[INFORMATION]

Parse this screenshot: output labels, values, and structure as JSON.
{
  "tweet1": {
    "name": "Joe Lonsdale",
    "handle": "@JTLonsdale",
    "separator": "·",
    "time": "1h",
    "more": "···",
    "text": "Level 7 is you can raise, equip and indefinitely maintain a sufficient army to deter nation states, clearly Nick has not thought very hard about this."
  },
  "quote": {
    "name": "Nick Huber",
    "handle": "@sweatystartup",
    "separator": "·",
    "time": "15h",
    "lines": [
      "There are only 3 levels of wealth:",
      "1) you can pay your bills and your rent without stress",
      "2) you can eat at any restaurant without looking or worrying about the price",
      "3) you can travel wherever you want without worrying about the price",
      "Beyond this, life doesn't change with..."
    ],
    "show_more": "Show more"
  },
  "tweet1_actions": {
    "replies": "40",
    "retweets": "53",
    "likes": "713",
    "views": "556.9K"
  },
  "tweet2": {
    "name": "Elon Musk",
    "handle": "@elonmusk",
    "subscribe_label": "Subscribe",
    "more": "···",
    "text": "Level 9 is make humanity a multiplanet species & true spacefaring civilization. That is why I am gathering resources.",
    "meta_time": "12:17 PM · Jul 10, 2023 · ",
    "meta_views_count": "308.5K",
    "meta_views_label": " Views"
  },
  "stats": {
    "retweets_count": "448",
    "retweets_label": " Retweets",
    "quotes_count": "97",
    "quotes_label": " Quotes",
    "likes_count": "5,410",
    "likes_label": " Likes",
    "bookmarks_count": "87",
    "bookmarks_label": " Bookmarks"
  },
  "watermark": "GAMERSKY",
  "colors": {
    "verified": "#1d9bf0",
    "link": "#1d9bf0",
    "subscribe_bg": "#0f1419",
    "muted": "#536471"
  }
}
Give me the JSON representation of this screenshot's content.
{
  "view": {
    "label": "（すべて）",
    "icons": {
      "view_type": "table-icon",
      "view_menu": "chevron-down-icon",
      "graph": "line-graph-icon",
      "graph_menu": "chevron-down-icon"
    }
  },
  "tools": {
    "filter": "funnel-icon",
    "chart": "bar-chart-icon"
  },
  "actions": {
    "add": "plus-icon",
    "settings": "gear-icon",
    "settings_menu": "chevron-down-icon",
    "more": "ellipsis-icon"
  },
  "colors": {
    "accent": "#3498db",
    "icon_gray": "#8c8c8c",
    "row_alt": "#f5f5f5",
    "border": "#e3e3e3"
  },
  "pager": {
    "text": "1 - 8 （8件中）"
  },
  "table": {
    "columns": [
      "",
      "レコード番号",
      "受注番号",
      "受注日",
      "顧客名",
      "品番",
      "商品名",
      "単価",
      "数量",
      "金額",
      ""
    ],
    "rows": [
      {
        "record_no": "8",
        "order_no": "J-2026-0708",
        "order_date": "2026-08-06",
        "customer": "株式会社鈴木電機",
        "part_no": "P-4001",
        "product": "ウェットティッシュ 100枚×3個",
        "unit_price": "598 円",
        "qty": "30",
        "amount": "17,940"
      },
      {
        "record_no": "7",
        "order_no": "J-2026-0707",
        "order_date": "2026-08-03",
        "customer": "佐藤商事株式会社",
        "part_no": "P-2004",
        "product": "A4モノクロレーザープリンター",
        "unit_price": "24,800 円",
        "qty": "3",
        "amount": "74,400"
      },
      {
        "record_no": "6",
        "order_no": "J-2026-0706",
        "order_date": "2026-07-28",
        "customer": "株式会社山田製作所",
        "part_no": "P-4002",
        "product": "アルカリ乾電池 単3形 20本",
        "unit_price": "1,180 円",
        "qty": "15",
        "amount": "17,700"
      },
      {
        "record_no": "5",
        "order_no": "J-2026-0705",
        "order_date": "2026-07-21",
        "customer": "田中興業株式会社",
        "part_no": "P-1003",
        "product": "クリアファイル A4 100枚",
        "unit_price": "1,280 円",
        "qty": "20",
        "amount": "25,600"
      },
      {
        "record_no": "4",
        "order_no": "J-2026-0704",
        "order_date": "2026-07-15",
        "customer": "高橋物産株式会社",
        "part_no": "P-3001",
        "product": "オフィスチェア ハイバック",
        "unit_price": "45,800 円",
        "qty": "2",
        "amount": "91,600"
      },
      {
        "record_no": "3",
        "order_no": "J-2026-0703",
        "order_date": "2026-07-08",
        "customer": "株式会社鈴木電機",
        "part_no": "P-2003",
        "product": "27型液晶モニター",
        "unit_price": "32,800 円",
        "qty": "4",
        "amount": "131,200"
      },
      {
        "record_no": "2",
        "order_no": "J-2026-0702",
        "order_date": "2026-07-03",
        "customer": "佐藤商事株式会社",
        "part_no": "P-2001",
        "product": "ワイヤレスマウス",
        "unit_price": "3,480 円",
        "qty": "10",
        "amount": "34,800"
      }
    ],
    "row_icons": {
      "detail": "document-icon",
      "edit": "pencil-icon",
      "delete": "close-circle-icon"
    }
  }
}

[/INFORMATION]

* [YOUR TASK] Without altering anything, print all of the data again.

* [WRITTEN RESPONSE]
Parse this screenshot: output labels, values, and structure as JSON.
{
  "tweet1": {
    "name": "Joe Lonsdale",
    "handle": "@JTLonsdale",
    "separator": "·",
    "time": "1h",
    "more": "···",
    "text": "Level 7 is you can raise, equip and indefinitely maintain a sufficient army to deter nation states, clearly Nick has not thought very hard about this."
  },
  "quote": {
    "name": "Nick Huber",
    "handle": "@sweatystartup",
    "separator": "·",
    "time": "15h",
    "lines": [
      "There are only 3 levels of wealth:",
      "1) you can pay your bills and your rent without stress",
      "2) you can eat at any restaurant without looking or worrying about the price",
      "3) you can travel wherever you want without worrying about the price",
      "Beyond this, life doesn't change with..."
    ],
    "show_more": "Show more"
  },
  "tweet1_actions": {
    "replies": "40",
    "retweets": "53",
    "likes": "713",
    "views": "556.9K"
  },
  "tweet2": {
    "name": "Elon Musk",
    "handle": "@elonmusk",
    "subscribe_label": "Subscribe",
    "more": "···",
    "text": "Level 9 is make humanity a multiplanet species & true spacefaring civilization. That is why I am gathering resources.",
    "meta_time": "12:17 PM · Jul 10, 2023 · ",
    "meta_views_count": "308.5K",
    "meta_views_label": " Views"
  },
  "stats": {
    "retweets_count": "448",
    "retweets_label": " Retweets",
    "quotes_count": "97",
    "quotes_label": " Quotes",
    "likes_count": "5,410",
    "likes_label": " Likes",
    "bookmarks_count": "87",
    "bookmarks_label": " Bookmarks"
  },
  "watermark": "GAMERSKY",
  "colors": {
    "verified": "#1d9bf0",
    "link": "#1d9bf0",
    "subscribe_bg": "#0f1419",
    "muted": "#536471"
  }
}
Give me the JSON representation of this screenshot's content.
{
  "view": {
    "label": "（すべて）",
    "icons": {
      "view_type": "table-icon",
      "view_menu": "chevron-down-icon",
      "graph": "line-graph-icon",
      "graph_menu": "chevron-down-icon"
    }
  },
  "tools": {
    "filter": "funnel-icon",
    "chart": "bar-chart-icon"
  },
  "actions": {
    "add": "plus-icon",
    "settings": "gear-icon",
    "settings_menu": "chevron-down-icon",
    "more": "ellipsis-icon"
  },
  "colors": {
    "accent": "#3498db",
    "icon_gray": "#8c8c8c",
    "row_alt": "#f5f5f5",
    "border": "#e3e3e3"
  },
  "pager": {
    "text": "1 - 8 （8件中）"
  },
  "table": {
    "columns": [
      "",
      "レコード番号",
      "受注番号",
      "受注日",
      "顧客名",
      "品番",
      "商品名",
      "単価",
      "数量",
      "金額",
      ""
    ],
    "rows": [
      {
        "record_no": "8",
        "order_no": "J-2026-0708",
        "order_date": "2026-08-06",
        "customer": "株式会社鈴木電機",
        "part_no": "P-4001",
        "product": "ウェットティッシュ 100枚×3個",
        "unit_price": "598 円",
        "qty": "30",
        "amount": "17,940"
      },
      {
        "record_no": "7",
        "order_no": "J-2026-0707",
        "order_date": "2026-08-03",
        "customer": "佐藤商事株式会社",
        "part_no": "P-2004",
        "product": "A4モノクロレーザープリンター",
        "unit_price": "24,800 円",
        "qty": "3",
        "amount": "74,400"
      },
      {
        "record_no": "6",
        "order_no": "J-2026-0706",
        "order_date": "2026-07-28",
        "customer": "株式会社山田製作所",
        "part_no": "P-4002",
        "product": "アルカリ乾電池 単3形 20本",
        "unit_price": "1,180 円",
        "qty": "15",
        "amount": "17,700"
      },
      {
        "record_no": "5",
        "order_no": "J-2026-0705",
        "order_date": "2026-07-21",
        "customer": "田中興業株式会社",
        "part_no": "P-1003",
        "product": "クリアファイル A4 100枚",
        "unit_price": "1,280 円",
        "qty": "20",
        "amount": "25,600"
      },
      {
        "record_no": "4",
        "order_no": "J-2026-0704",
        "order_date": "2026-07-15",
        "customer": "高橋物産株式会社",
        "part_no": "P-3001",
        "product": "オフィスチェア ハイバック",
        "unit_price": "45,800 円",
        "qty": "2",
        "amount": "91,600"
      },
      {
        "record_no": "3",
        "order_no": "J-2026-0703",
        "order_date": "2026-07-08",
        "customer": "株式会社鈴木電機",
        "part_no": "P-2003",
        "product": "27型液晶モニター",
        "unit_price": "32,800 円",
        "qty": "4",
        "amount": "131,200"
      },
      {
        "record_no": "2",
        "order_no": "J-2026-0702",
        "order_date": "2026-07-03",
        "customer": "佐藤商事株式会社",
        "part_no": "P-2001",
        "product": "ワイヤレスマウス",
        "unit_price": "3,480 円",
        "qty": "10",
        "amount": "34,800"
      }
    ],
    "row_icons": {
      "detail": "document-icon",
      "edit": "pencil-icon",
      "delete": "close-circle-icon"
    }
  }
}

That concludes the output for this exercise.